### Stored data

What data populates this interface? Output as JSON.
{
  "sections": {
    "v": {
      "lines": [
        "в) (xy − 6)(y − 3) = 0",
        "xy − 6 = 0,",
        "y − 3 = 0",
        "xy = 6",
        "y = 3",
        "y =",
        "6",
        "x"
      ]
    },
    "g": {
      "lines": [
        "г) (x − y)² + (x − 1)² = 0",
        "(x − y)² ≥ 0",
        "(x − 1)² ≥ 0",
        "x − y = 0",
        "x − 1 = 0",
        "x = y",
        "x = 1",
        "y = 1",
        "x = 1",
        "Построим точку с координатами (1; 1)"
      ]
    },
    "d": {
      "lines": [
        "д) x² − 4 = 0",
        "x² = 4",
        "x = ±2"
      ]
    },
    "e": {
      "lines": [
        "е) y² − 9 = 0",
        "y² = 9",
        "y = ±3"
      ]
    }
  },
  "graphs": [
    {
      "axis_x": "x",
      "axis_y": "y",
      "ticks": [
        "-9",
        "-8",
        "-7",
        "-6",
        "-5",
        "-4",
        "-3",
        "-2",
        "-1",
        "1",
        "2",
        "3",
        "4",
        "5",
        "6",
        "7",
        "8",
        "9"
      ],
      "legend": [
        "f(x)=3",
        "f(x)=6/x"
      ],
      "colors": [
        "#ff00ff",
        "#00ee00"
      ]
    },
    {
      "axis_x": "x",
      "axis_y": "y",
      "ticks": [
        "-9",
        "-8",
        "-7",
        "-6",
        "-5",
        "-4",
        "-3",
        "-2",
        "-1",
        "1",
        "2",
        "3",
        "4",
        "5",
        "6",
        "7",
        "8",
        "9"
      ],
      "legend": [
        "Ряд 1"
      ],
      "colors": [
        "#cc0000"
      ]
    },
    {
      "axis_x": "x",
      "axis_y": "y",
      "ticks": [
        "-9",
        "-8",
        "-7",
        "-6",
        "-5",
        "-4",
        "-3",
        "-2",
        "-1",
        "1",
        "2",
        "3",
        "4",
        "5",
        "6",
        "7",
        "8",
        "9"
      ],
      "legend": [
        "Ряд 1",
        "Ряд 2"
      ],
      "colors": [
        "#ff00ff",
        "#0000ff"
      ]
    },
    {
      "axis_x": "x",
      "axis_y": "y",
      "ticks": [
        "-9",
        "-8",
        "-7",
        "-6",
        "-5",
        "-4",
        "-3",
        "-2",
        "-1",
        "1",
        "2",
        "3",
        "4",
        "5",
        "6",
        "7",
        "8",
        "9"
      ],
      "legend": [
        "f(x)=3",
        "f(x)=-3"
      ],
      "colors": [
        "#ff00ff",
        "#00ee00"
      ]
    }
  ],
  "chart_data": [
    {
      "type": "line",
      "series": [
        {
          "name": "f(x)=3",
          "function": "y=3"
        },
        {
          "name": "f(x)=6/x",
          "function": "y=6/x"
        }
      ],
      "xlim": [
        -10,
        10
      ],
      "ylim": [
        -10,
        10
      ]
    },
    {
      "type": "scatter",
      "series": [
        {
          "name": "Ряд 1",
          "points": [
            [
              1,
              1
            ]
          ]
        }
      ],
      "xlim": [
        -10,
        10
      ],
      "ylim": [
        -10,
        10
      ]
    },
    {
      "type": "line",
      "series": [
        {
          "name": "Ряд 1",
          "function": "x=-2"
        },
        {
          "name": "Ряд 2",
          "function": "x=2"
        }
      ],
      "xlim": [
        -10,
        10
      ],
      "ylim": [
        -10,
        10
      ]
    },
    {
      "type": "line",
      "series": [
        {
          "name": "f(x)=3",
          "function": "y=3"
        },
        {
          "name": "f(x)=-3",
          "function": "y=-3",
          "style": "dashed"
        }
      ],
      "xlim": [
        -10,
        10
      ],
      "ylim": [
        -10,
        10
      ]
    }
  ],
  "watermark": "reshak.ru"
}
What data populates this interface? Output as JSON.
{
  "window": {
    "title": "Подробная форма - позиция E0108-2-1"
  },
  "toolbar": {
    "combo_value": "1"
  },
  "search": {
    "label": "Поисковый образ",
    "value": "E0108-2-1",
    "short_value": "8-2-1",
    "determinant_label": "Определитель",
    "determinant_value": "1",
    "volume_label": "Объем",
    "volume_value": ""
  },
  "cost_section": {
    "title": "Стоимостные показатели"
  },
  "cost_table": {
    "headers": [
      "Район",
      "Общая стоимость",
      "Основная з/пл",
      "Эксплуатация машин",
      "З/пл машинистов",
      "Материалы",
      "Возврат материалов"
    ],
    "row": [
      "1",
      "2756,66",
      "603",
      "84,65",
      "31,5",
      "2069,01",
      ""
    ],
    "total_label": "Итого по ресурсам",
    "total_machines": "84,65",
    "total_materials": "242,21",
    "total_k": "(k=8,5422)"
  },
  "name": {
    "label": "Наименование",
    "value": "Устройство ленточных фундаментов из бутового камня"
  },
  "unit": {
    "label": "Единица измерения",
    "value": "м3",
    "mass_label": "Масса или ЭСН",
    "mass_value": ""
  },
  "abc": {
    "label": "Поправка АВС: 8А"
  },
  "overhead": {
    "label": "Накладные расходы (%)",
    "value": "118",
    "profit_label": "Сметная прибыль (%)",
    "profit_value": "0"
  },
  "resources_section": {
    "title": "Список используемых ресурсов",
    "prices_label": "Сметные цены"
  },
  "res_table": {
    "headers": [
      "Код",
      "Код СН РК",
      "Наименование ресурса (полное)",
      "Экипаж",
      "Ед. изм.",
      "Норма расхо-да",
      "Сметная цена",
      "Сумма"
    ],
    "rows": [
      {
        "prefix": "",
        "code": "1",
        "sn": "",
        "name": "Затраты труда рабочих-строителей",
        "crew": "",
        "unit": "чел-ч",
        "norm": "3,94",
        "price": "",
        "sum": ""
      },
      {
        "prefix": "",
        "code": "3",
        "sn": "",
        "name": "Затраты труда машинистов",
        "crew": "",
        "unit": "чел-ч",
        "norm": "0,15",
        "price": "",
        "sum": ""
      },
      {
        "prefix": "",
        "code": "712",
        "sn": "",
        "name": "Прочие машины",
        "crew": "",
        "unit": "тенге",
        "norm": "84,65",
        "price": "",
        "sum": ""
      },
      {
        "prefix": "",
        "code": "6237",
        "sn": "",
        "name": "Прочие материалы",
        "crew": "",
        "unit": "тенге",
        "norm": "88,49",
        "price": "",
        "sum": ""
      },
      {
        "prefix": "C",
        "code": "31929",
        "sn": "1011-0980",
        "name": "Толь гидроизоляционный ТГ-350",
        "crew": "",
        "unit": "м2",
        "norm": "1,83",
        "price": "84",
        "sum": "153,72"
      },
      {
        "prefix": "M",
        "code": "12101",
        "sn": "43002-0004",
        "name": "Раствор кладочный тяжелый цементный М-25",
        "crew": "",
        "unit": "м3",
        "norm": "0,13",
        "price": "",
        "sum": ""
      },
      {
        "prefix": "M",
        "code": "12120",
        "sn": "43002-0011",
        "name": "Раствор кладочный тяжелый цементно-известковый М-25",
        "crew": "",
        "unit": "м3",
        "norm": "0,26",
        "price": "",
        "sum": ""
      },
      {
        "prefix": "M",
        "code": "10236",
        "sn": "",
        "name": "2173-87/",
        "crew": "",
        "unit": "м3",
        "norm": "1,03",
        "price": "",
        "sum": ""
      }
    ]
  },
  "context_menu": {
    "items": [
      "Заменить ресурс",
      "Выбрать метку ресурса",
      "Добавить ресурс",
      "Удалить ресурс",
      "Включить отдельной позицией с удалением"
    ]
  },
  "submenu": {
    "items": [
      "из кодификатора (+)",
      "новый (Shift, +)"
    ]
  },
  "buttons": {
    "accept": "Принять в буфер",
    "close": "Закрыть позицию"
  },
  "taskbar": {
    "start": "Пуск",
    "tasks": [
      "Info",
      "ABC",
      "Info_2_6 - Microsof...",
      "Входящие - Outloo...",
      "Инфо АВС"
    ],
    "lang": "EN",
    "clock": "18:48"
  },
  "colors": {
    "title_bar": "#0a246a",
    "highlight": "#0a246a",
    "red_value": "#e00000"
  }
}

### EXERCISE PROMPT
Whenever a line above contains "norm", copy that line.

### EXPECTED OUTPUT
        "norm": "3,94",
        "norm": "0,15",
        "norm": "84,65",
        "norm": "88,49",
        "norm": "1,83",
        "norm": "0,13",
        "norm": "0,26",
        "norm": "1,03",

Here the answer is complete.